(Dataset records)
• • • • •
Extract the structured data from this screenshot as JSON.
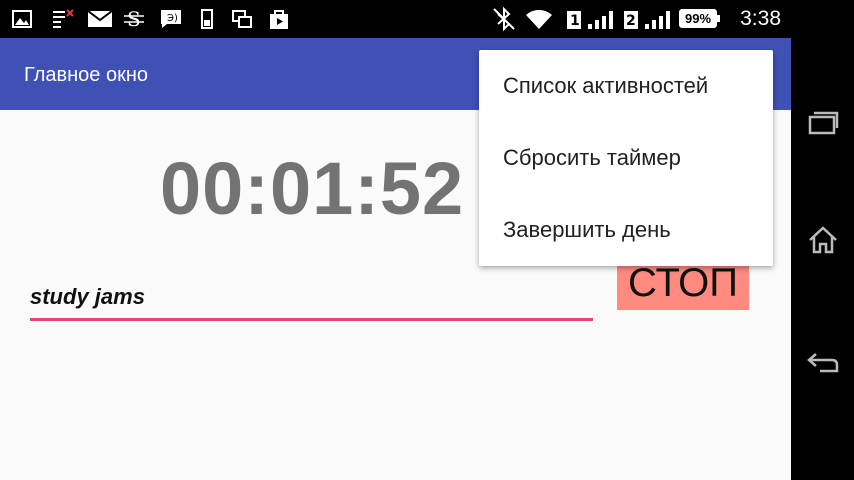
{
  "status_bar": {
    "time": "3:38",
    "battery": "99%",
    "sim1": "1",
    "sim2": "2",
    "icons": [
      "gallery-icon",
      "signal-strikethrough-icon",
      "mail-icon",
      "s-app-icon",
      "chat-icon",
      "phone-usage-icon",
      "windows-icon",
      "play-store-icon",
      "bluetooth-off-icon",
      "wifi-icon",
      "sim1-signal-icon",
      "sim2-signal-icon",
      "battery-icon"
    ]
  },
  "app": {
    "title": "Главное окно",
    "timer": "00:01:52",
    "activity_value": "study jams",
    "stop_label": "СТОП"
  },
  "menu": {
    "items": [
      {
        "label": "Список активностей"
      },
      {
        "label": "Сбросить таймер"
      },
      {
        "label": "Завершить день"
      }
    ]
  },
  "navbar": {
    "buttons": [
      "recent-apps-icon",
      "home-icon",
      "back-icon"
    ]
  },
  "colors": {
    "toolbar": "#3f51b5",
    "accent": "#e0457b",
    "stop_button": "#ff8a80"
  }
}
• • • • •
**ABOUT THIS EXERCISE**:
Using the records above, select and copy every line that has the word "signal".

**ANSWER SPACE**:
      "signal-strikethrough-icon",
      "sim1-signal-icon",
      "sim2-signal-icon",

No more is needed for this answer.